An estimated 2 million to 4 million sports-related traumatic brain injuries (TBI) occur annually in the United States (J Head Trauma Rehabil. 2006;21:375 http://bit.ly/2k8lxc5). The Centers for Disease Control and Prevention estimates that about 5.3 million Americans are living with long-term disabilities associated with TBI (J Head Trauma Rehabil. 2006 http://bit.ly/2k8lxc5). A major subclass of these injuries is concussion, defined as a diffuse, non-penetrating brain injury following a sudden impact (Nat Rev Neurol. 2015;11:230 http://bit.ly/2k8vWUT). A person can get a concussion in any circumstance, but those suffered a concussion from playing sports have received tremendous public interest. Prominent athletes have retired following serious concussions, and a growing number of reports link repeated concussions or subconcussive head impact to lasting brain damage. Even former President Barack Obama weighed in, famously saying that if he had a son, he would not let him play professional football (CBS Sports, Jan. 2014 http://cbsprt.co/2k8qUb9).
This public attention has motivated increased research into concussion science. However, there is currently no single test to identify a concussion. A clinician must consider an array of potential symptoms. And what is perhaps even more challenging is the lack of a gold standard test to indicate when an individual has completely recovered from a concussion.
FFR FOR CONCUSSION IDENTIFICATION
We tested a new approach to identify concussions: the frequency-following response (FFR), an electrophysiological measure of sound-evoked synchronous neural activity. Making sense of sound is one of the brain's most difficult tasks, and an individual suffering from a concussion struggles to understand sound in complex listening environments. These observations motivated the hypothesis that measuring fine-grained neural processes could indicate the presence of a concussion.
To test this hypothesis, we measured the FFRs of adolescents diagnosed with a concussion in a sports medicine clinic (Nature: Sci Rep. 2016;6:39009 http://go.nature.com/2k8ulyJ). We found that neural responses to the fundamental frequency (F0) were disrupted after a concussion—they were about 30 percent lower and more sluggish than in healthy controls. The F0 is an important pitch-bearing cue for identifying sounds. For example, male and female voices are distinguished by their F0s; thus, tracking a speaker's F0 can facilitate speech understanding in a difficult listening situation. It makes sense, then, that the neural processing of this sound feature, and not others, is disrupted by a blow to the head. And discussed in previous columns in The Hearing Journal, the strength of coding the F0 tracks the ability to understand speech in noise (Hear Res. 2013;300:18 http://bit.ly/2k8q5iq).

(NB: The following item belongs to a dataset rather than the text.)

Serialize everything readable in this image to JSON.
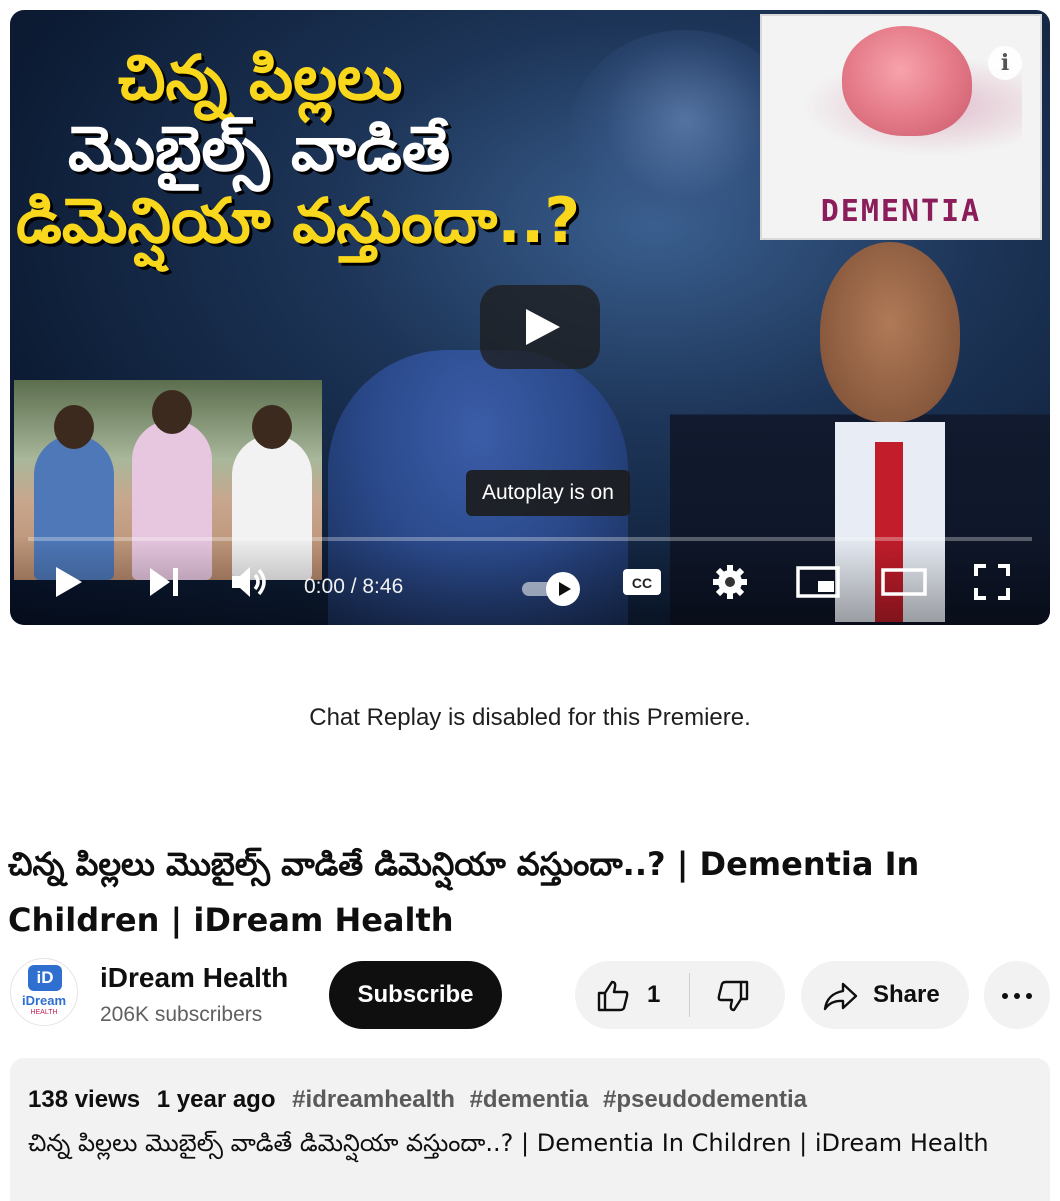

We then tried to use the FFR to identify individuals with concussions, and found that the FFR accurately identified 90 percent of concussion patients and 95 percent of control patients. The FFR also tracked the symptom severity of a concussion; children, who reported the greatest symptom loads from injuries, had the lowest F0 responses. Additionally, we found that the FFR to the F0 improved as patients recovered, suggesting that FFR can be used to track recovery.

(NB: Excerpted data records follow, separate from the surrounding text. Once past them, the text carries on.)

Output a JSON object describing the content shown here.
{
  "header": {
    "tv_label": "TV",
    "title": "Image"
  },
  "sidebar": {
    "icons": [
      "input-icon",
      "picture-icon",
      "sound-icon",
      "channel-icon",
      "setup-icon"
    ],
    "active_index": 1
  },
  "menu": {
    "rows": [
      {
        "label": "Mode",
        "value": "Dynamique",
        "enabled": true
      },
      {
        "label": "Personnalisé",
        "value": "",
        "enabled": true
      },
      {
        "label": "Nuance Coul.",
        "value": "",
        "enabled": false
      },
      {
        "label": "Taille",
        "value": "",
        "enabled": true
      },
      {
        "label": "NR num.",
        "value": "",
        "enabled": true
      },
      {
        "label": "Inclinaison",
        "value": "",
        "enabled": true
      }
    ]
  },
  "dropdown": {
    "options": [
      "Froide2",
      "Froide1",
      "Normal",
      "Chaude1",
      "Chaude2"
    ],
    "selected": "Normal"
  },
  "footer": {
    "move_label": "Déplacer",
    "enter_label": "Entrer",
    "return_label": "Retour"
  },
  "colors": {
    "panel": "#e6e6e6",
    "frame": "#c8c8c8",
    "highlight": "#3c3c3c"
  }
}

FFR FOR CONCUSSION MANAGEMENT
The FFR has many features that make it an attractive approach to augment concussion management. It is a fast and portable test, with available norms for patients of different ages (Cereb Cortex. 2015;25:1415 http://bit.ly/2k8mrVZ). It also has a good test-to-test reliability. Perhaps the most useful feature of FFR for concussion management is that it does not require patients to do anything during the test—patients may sleep or watch a movie while the test is going on. Compared with other cognitive and behavioral tasks, FFR testing assures objective monitoring of concussions as patients cannot will themselves to perform at a certain level when undergoing this test. This is notably a distinctive and beneficial feature of FFR. Moreover, this test indicates meaningful individual differences in sound processing, making it an excellent approach for longitudinal monitoring. For example, an athlete could receive a baseline FFR prior to engaging in activities and be tested for deviations whenever a concussion is suspected.
While these results are promising, it is important to acknowledge that this study was just a proof of concept. The next step is to replicate these findings in a larger and more diverse sample. Should the FFR pan out as an approach to identify concussions, there are many potential outlets for its use. For example, the FFR could be used to track an individual's recovery from the concussion. When the brain response normalizes to a patient's pre-injury baseline, it might signal that it is safe for that individual to resume full participation in sports. The FFR could also be an approach to arbitrate between different concussion management strategies. For example, brain rest might be the best approach for some patients, whereas other patients might need exercise or cognitive rehabilitation.
Concussion management is best tackled by an interdisciplinary team, including physicians, athletic trainers, and speech-language pathologists. But with the introduction of this measure of brain sound processing, audiologists may be able to collaborate with these health professionals in identifying and managing concussions. Our hope is that this discovery provides a new tool for clinical teams to make the best health decisions for athletes and sports enthusiasts.